Instructions for the task | What lines below contain the word "name"? Please pull each one out.
[Start of section]
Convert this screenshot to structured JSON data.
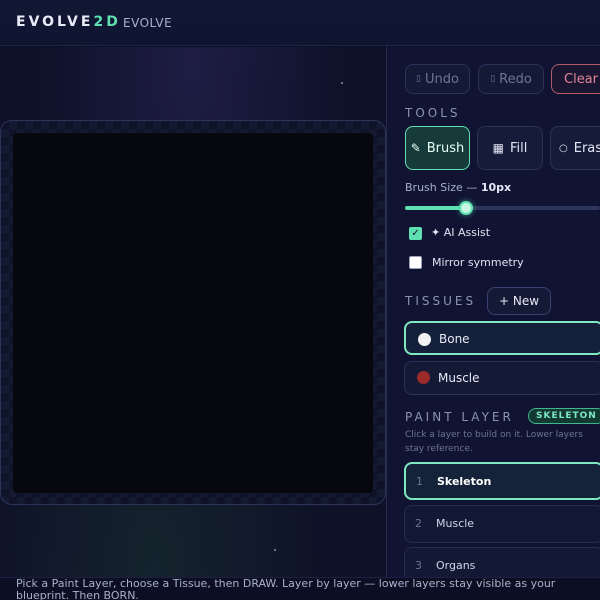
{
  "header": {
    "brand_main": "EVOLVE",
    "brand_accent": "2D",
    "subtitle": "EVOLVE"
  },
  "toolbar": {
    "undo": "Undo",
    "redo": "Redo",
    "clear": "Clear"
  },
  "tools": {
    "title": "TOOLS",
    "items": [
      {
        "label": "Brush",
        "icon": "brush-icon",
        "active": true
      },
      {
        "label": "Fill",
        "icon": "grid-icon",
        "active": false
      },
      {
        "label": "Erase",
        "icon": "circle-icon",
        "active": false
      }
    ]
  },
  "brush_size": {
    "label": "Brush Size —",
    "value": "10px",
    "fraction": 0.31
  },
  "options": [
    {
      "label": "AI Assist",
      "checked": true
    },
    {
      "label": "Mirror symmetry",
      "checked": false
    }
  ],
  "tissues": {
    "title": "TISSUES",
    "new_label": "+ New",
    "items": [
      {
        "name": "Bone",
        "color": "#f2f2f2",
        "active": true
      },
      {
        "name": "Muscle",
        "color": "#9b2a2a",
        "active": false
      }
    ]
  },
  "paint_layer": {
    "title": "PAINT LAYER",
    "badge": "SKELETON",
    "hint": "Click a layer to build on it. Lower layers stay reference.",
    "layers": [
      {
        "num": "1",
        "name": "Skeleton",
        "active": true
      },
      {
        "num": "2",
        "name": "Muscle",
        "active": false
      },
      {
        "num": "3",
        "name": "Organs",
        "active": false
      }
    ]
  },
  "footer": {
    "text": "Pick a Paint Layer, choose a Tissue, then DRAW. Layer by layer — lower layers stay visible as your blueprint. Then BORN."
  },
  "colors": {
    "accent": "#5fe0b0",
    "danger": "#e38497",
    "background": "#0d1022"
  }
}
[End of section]
Response |
        "name": "Bone",
        "name": "Muscle",
        "name": "Skeleton",
        "name": "Muscle",
        "name": "Organs",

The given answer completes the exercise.